Whenever you’re cooking with eggs you’re likely having something on the side, be it bacon, cheese, peppers, spring onions, or anything else. Omelettes have the power to keep all those toppings inside, or mostly inside. Meaning that once the omelette is nearly done you can throw on the rest of the toppings, fold it over, and serve. This works best with ingredients that don’t require extra cook time.
Scrambled eggs can’t really hold onto any toppings, since most of the time the curds will hold onto themselves, if that makes sense. Any back bits, chopped mushrooms, or red peppers that you throw into the mix will likely end up outside of the egg curds.
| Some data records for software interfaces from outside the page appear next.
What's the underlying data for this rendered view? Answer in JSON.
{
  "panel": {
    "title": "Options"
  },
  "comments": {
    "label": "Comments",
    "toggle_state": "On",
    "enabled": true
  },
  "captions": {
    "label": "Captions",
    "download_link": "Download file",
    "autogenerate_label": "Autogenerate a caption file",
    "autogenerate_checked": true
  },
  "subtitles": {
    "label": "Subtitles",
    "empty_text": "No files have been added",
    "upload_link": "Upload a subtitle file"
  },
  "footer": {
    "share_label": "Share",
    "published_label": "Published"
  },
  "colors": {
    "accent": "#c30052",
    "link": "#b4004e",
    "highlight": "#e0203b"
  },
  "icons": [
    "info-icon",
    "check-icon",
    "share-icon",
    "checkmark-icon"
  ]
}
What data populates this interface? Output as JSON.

You can try and get around this by letting the egg curds get larger before you fold and cut, but you’re halfway to an omelette then.
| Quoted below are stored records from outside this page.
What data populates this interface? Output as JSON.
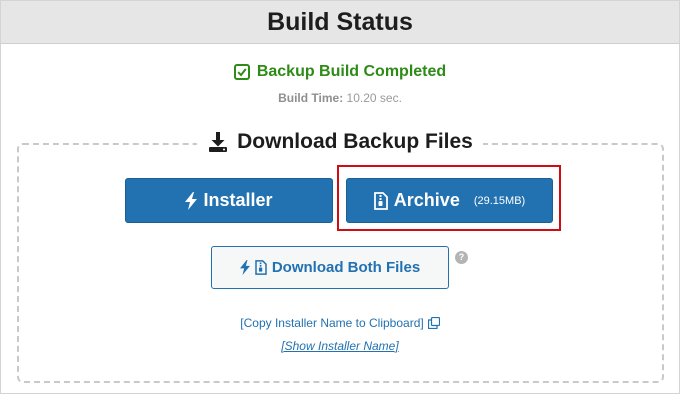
{
  "header": {
    "title": "Build Status"
  },
  "status": {
    "message": "Backup Build Completed",
    "build_time_label": "Build Time:",
    "build_time_value": "10.20 sec."
  },
  "downloads": {
    "section_title": "Download Backup Files",
    "installer_label": "Installer",
    "archive_label": "Archive",
    "archive_size": "(29.15MB)",
    "both_label": "Download Both Files",
    "help_glyph": "?",
    "copy_link": "[Copy Installer Name to Clipboard]",
    "show_link": "[Show Installer Name]"
  },
  "icons": {
    "check": "check-square-icon",
    "download": "download-icon",
    "bolt": "bolt-icon",
    "archive": "file-archive-icon",
    "copy": "copy-icon",
    "help": "help-icon"
  },
  "colors": {
    "primary": "#2271b1",
    "success": "#2e8b18",
    "highlight": "#d20a11"
  }
}
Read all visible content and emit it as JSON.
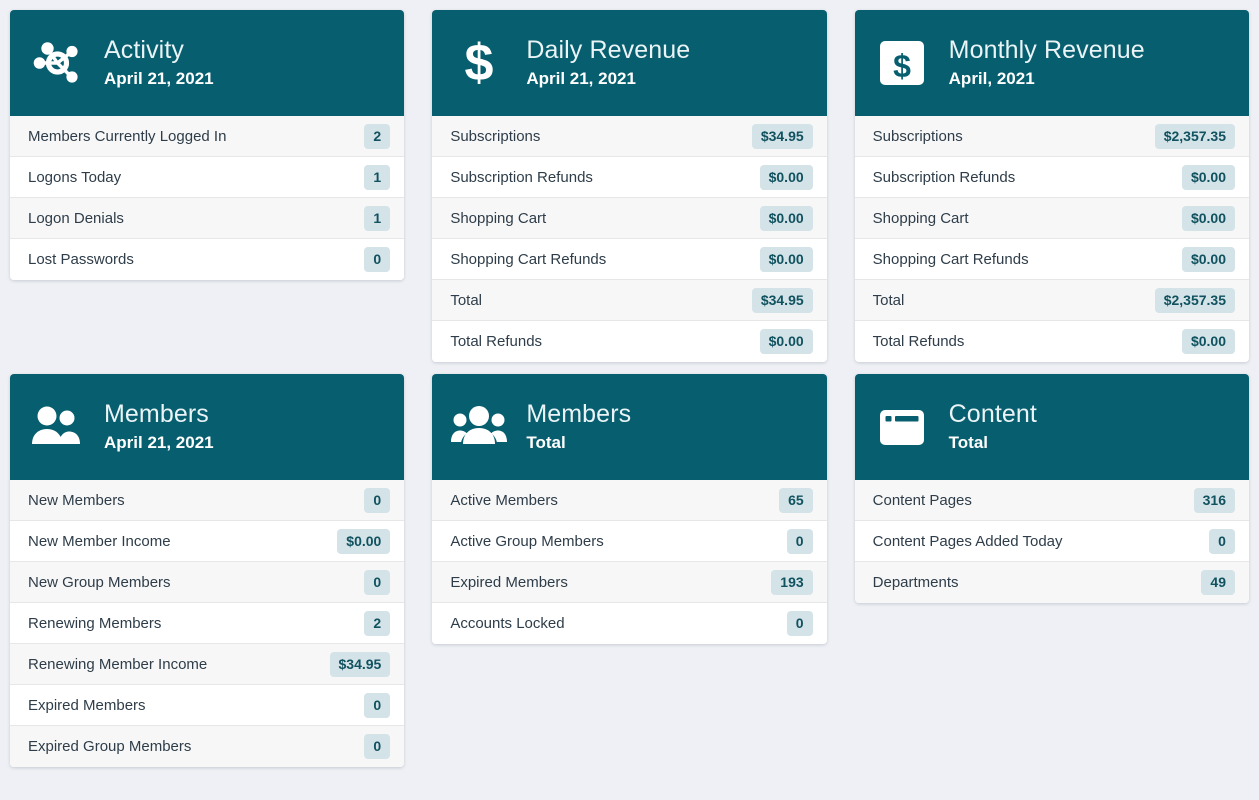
{
  "page": {
    "background_color": "#eef0f5",
    "header_color": "#065e6e",
    "badge_background": "#d4e3e8",
    "badge_text_color": "#10525f"
  },
  "cards": [
    {
      "id": "activity",
      "icon": "network-hub-icon",
      "title": "Activity",
      "subtitle": "April 21, 2021",
      "rows": [
        {
          "label": "Members Currently Logged In",
          "value": "2"
        },
        {
          "label": "Logons Today",
          "value": "1"
        },
        {
          "label": "Logon Denials",
          "value": "1"
        },
        {
          "label": "Lost Passwords",
          "value": "0"
        }
      ]
    },
    {
      "id": "daily-revenue",
      "icon": "dollar-sign-icon",
      "title": "Daily Revenue",
      "subtitle": "April 21, 2021",
      "rows": [
        {
          "label": "Subscriptions",
          "value": "$34.95"
        },
        {
          "label": "Subscription Refunds",
          "value": "$0.00"
        },
        {
          "label": "Shopping Cart",
          "value": "$0.00"
        },
        {
          "label": "Shopping Cart Refunds",
          "value": "$0.00"
        },
        {
          "label": "Total",
          "value": "$34.95"
        },
        {
          "label": "Total Refunds",
          "value": "$0.00"
        }
      ]
    },
    {
      "id": "monthly-revenue",
      "icon": "dollar-square-icon",
      "title": "Monthly Revenue",
      "subtitle": "April, 2021",
      "rows": [
        {
          "label": "Subscriptions",
          "value": "$2,357.35"
        },
        {
          "label": "Subscription Refunds",
          "value": "$0.00"
        },
        {
          "label": "Shopping Cart",
          "value": "$0.00"
        },
        {
          "label": "Shopping Cart Refunds",
          "value": "$0.00"
        },
        {
          "label": "Total",
          "value": "$2,357.35"
        },
        {
          "label": "Total Refunds",
          "value": "$0.00"
        }
      ]
    },
    {
      "id": "members-daily",
      "icon": "two-people-icon",
      "title": "Members",
      "subtitle": "April 21, 2021",
      "rows": [
        {
          "label": "New Members",
          "value": "0"
        },
        {
          "label": "New Member Income",
          "value": "$0.00"
        },
        {
          "label": "New Group Members",
          "value": "0"
        },
        {
          "label": "Renewing Members",
          "value": "2"
        },
        {
          "label": "Renewing Member Income",
          "value": "$34.95"
        },
        {
          "label": "Expired Members",
          "value": "0"
        },
        {
          "label": "Expired Group Members",
          "value": "0"
        }
      ]
    },
    {
      "id": "members-total",
      "icon": "three-people-group-icon",
      "title": "Members",
      "subtitle": "Total",
      "rows": [
        {
          "label": "Active Members",
          "value": "65"
        },
        {
          "label": "Active Group Members",
          "value": "0"
        },
        {
          "label": "Expired Members",
          "value": "193"
        },
        {
          "label": "Accounts Locked",
          "value": "0"
        }
      ]
    },
    {
      "id": "content",
      "icon": "browser-window-icon",
      "title": "Content",
      "subtitle": "Total",
      "rows": [
        {
          "label": "Content Pages",
          "value": "316"
        },
        {
          "label": "Content Pages Added Today",
          "value": "0"
        },
        {
          "label": "Departments",
          "value": "49"
        }
      ]
    }
  ]
}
Scrambled eggs tend to get dry faster
Since scrambled eggs are essentially just egg curds stirred around a hot pan, they dry out fairly fast. They have more surface exposed to hot air and hot pan, than an omelette. And each time you stir them to expose more curds, the older ones keep cooking until they eventually get fairly dry and chewy. The trick is to try and accept that some curds will be undercooked, since it’s difficult to make them the way you want.
Omelettes are much easier to get soft and fluffy, since they don’t dry out as fast. Even if you’re a pro at flipping, the omelette still has more moisture than scrambled eggs.
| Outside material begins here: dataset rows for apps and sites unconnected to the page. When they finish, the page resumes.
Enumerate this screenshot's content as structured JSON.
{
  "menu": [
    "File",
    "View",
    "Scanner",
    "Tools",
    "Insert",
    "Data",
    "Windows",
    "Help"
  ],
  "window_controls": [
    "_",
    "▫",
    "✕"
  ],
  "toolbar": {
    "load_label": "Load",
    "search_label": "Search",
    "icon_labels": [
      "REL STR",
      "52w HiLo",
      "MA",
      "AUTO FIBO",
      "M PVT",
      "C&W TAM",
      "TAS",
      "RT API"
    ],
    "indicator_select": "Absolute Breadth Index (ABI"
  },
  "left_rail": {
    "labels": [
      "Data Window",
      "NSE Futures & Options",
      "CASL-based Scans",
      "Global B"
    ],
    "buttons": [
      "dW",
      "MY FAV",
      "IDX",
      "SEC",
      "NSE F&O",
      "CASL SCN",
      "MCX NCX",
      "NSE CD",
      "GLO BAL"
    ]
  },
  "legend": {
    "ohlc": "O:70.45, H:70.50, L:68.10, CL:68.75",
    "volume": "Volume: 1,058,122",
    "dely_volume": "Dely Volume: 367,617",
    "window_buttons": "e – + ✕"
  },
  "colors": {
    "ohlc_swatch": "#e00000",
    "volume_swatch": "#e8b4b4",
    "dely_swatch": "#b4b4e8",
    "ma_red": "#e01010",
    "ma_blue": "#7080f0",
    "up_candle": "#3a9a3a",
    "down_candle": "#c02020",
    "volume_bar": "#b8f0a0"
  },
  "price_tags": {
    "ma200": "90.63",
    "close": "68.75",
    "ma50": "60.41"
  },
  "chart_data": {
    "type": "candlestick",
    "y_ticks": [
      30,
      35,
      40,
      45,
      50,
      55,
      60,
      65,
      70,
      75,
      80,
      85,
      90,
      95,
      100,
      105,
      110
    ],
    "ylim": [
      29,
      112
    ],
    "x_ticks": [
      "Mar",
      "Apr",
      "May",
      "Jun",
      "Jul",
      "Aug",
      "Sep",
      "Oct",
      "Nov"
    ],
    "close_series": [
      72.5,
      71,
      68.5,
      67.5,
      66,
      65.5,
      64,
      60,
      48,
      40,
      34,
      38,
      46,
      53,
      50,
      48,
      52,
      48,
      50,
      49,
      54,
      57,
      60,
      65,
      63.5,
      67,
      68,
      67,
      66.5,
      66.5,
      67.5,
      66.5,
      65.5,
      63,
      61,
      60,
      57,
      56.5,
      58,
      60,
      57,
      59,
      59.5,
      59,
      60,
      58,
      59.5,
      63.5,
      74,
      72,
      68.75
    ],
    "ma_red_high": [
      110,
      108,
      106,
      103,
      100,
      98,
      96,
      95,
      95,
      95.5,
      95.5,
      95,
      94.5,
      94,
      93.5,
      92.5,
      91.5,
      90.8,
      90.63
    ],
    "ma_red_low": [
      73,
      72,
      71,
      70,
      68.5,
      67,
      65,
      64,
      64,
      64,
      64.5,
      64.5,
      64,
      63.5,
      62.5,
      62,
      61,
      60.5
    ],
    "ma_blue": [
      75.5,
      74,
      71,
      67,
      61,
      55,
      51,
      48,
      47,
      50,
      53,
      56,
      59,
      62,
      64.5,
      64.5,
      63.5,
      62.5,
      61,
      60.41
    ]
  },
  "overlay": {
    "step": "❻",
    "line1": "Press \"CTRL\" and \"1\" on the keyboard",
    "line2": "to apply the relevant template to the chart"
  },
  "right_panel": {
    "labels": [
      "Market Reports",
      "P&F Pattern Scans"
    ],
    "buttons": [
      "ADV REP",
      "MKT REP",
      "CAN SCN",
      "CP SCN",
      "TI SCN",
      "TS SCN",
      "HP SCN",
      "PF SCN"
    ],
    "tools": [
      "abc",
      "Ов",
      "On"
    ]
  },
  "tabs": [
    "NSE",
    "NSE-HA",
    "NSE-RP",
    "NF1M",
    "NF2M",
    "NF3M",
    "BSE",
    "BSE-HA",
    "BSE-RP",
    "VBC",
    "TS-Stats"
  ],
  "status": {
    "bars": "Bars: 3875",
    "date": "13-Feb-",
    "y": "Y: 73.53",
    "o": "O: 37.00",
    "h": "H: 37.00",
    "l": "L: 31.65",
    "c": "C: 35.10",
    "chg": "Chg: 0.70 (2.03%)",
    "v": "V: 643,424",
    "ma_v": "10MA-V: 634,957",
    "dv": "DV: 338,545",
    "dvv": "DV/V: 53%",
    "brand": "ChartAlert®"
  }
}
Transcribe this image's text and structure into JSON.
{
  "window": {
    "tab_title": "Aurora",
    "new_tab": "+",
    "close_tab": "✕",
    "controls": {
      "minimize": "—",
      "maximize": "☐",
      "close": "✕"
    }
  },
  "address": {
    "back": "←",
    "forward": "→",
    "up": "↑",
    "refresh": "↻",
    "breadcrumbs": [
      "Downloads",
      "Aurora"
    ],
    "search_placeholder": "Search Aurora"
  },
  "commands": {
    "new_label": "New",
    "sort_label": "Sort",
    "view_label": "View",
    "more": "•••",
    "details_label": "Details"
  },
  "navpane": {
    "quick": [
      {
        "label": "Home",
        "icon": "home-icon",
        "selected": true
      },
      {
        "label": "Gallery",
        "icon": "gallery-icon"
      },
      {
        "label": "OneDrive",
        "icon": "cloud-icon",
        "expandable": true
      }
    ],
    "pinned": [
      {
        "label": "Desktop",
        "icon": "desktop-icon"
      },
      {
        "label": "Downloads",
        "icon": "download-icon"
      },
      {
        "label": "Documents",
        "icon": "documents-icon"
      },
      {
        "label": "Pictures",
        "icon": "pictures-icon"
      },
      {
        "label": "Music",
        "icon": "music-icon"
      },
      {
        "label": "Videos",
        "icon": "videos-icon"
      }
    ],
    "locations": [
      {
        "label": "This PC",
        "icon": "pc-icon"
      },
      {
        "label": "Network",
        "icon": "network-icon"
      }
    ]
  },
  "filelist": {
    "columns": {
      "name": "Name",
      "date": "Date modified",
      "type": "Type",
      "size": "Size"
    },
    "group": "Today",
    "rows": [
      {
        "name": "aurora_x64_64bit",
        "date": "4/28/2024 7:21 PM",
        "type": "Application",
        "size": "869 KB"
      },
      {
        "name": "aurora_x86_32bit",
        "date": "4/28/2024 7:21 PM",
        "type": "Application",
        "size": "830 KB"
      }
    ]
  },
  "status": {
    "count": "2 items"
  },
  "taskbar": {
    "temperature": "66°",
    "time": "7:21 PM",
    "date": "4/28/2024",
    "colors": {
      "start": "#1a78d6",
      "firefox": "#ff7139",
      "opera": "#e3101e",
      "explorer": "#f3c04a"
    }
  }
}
And no, you don’t have to flip the omelette every time. You can cook the top part by steaming it if you put a lid on the pan. We recommend a glass, transparent lid. Don’t worry about the steamed egg part, it won’t be a bad taste. It’s already mixed with plenty of butter.
Tips on getting the perfect scrambled eggs
When making scrambled eggs you don’t have a lot of things to improve on, but there are a few things you can do to make them better. we say this mostly because scrambled eggs are very hard to not dry out, so it’s hard to not get bland scrambled eggs. But it’s totally possible.
Always whisk in the melted butter
Scrambled eggs require less butter than an omelette, that’s true. But that doesn’t mean you cant alter the recipe a little. Add as much butter as you normally would for an omelette, and whisk those eggs with the melted butter, right there in the pan. Keep whisking and stirring until most of the butter is incorporated.
Your curds won’t be fully formed by now, but the butter will be part of the eggs now. Use a medium-low heat for this.
Creamy scrambled eggs are okay
Adding more butter results in a creamier, more moist scrambled egg. This means that even if the eggs look opaque but runny, they’re still cooked. No really, let them be creamy, they’re fine. As long as they were mixed with the hot butter they’re good. If you cook them more they will eventually dry out.
Of course this means your pan and spatula will end up very messy, but the result is delicious. You’re halfway to a French omelette if you do it this way. It’s a good way to learn.
Read Also: Omelette VS Frittata
Cheese is the only topping that can stay inside
Choose your toppings carefully when you make scrambled eggs. Ideally you want them to be inside the egg curds, so chop them very finely, and make sure they don’t have extra moisture otherwise they will separate from the eggs.
For example tomatoes and mushrooms will separate from the eggs. Very finely chopped chives ? They’re so small they’re likely to still be mostly within the egg structure.
Cheese ? Always on your side and part of the eggs, but will leave you with the messiest pan you’ve ever seen.
Bacon, ham, salami, sausage are all better if fried separately and served on top of the scrambled eggs. They have no chance of staying within the confines of the egg curd.
So there you go, scrambled eggs and omelette. Hopefully you’ll master both in no time and get your breakfast to the point you want it to be. Busy weekdays may be reserved for scrambled eggs, but lazy weekend mornings ? Definitely omelettes.